EXERCISE DETAILS
Within the data below, copy each line where the string "content" is found.

MATERIAL FOR THIS EXERCISE

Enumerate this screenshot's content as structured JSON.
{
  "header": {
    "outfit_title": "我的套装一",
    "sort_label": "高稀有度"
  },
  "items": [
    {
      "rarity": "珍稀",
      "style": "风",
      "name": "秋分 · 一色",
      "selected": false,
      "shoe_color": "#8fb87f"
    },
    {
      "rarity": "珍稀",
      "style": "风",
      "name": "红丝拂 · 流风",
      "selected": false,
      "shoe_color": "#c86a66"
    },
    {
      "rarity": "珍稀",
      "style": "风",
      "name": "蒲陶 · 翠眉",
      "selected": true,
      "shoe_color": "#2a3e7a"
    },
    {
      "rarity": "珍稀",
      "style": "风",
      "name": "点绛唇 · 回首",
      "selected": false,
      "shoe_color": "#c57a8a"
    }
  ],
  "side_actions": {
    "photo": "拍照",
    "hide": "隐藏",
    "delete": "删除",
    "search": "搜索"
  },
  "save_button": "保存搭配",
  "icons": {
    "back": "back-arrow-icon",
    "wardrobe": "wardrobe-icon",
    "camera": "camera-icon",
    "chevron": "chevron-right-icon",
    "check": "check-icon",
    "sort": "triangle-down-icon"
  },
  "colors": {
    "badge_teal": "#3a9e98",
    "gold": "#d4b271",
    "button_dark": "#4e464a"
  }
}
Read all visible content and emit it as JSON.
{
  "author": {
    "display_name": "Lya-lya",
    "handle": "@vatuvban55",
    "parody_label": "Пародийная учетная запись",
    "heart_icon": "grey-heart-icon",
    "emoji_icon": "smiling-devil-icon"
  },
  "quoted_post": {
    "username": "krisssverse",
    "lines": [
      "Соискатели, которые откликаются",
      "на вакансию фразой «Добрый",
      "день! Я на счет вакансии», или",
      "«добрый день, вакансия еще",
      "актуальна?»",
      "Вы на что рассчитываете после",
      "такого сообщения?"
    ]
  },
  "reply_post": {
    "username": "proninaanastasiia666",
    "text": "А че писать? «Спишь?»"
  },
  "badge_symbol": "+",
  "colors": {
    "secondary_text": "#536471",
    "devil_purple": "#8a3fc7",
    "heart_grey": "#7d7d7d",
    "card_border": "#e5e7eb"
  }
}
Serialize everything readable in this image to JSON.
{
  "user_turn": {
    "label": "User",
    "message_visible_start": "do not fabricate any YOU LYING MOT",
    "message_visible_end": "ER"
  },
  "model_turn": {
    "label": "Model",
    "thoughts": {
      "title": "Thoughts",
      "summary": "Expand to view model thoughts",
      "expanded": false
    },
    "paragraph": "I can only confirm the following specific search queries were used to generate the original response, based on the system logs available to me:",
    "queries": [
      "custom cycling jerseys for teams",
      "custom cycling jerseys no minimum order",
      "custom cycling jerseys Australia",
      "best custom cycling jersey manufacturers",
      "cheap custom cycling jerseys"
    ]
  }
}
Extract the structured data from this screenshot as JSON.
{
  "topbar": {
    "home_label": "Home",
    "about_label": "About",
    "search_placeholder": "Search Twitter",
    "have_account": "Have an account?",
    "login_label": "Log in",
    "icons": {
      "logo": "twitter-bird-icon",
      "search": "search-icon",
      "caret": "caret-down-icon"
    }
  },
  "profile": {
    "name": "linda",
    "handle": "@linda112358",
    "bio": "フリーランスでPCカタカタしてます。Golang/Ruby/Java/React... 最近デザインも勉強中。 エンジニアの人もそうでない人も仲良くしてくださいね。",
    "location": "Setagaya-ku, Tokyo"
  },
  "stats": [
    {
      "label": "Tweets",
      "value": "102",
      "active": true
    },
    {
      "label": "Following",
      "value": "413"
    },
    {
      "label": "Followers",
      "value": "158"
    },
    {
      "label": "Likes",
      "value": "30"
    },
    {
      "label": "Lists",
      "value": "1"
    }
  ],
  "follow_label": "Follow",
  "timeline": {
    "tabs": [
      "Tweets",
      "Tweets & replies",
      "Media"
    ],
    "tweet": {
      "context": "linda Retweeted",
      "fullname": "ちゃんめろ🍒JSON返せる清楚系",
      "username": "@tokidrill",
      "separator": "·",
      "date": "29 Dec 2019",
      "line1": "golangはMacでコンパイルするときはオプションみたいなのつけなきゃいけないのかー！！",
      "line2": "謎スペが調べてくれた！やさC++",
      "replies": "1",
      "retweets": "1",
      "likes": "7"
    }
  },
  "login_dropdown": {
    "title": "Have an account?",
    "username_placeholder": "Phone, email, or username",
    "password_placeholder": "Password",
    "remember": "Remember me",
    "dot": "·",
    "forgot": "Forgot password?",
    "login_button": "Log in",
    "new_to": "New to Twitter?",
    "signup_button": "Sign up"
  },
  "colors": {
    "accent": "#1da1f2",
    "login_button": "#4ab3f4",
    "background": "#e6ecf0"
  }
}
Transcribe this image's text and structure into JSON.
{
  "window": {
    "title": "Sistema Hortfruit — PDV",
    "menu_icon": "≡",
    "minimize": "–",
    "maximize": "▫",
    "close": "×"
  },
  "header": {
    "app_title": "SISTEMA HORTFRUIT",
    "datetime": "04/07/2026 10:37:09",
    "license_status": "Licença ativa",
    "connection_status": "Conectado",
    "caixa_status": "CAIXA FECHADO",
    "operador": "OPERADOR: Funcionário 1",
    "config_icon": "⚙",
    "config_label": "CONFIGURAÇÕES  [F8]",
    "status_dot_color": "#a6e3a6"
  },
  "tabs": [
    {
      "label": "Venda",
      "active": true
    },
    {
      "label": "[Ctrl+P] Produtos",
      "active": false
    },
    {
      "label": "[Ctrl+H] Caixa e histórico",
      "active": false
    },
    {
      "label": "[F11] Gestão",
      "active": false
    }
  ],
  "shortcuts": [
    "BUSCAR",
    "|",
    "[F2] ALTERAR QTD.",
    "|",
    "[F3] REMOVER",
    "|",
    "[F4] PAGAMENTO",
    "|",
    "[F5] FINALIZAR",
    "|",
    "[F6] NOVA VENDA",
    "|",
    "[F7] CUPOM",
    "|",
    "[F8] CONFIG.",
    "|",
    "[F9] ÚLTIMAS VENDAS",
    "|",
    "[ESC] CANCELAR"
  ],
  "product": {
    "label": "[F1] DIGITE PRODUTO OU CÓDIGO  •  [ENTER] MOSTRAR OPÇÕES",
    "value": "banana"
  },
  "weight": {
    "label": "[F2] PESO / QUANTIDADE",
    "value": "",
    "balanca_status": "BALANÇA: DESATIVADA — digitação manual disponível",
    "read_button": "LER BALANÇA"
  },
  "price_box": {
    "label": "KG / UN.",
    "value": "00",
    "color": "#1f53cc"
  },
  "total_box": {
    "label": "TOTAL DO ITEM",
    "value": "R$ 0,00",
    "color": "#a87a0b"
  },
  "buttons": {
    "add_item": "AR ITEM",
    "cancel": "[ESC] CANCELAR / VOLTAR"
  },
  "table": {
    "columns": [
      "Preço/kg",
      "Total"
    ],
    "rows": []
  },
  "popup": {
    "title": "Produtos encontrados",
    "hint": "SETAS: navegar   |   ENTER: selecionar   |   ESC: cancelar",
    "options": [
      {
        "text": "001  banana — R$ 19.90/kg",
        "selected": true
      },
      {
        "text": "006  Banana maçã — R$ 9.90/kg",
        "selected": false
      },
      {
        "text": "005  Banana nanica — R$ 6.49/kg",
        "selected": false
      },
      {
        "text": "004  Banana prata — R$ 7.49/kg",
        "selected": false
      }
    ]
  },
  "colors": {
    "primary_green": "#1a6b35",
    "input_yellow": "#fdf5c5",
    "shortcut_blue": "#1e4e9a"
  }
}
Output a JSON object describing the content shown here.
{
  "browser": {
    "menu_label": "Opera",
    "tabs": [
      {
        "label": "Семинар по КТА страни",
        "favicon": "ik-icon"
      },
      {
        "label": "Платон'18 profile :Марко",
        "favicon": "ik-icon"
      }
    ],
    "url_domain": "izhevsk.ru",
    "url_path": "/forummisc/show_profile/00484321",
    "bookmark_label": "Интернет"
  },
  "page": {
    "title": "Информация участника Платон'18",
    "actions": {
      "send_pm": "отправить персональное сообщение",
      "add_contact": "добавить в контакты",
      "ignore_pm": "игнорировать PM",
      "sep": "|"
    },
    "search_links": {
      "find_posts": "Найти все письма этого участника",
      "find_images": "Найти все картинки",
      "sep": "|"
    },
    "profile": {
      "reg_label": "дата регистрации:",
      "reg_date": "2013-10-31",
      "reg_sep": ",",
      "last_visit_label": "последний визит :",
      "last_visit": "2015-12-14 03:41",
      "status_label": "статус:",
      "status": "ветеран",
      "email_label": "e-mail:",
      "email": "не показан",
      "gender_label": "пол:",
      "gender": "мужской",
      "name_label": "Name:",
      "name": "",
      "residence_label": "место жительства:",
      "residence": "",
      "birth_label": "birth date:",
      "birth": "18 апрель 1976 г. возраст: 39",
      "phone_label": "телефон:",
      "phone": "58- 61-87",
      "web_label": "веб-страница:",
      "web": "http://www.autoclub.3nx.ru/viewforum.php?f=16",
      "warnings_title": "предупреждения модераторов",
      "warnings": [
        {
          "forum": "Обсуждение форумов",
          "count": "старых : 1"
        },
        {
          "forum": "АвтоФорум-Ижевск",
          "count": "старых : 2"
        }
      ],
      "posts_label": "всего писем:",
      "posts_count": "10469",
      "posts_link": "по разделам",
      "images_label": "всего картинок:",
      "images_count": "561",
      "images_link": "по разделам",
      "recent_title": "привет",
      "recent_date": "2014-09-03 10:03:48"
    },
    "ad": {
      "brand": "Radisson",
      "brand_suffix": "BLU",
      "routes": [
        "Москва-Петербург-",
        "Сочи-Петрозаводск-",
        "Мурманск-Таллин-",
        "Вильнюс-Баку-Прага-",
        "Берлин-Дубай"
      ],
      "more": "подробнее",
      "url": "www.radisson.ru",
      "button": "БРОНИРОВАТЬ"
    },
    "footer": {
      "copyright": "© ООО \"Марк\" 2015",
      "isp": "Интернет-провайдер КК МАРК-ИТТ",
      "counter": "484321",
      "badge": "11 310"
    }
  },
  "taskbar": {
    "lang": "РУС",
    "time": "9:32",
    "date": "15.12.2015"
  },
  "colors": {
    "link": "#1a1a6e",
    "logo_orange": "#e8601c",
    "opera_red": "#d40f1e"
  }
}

SOLUTION FOR THIS TASK
Enumerate this screenshot's content as structured JSON.
Read all visible content and emit it as JSON.
Output a JSON object describing the content shown here.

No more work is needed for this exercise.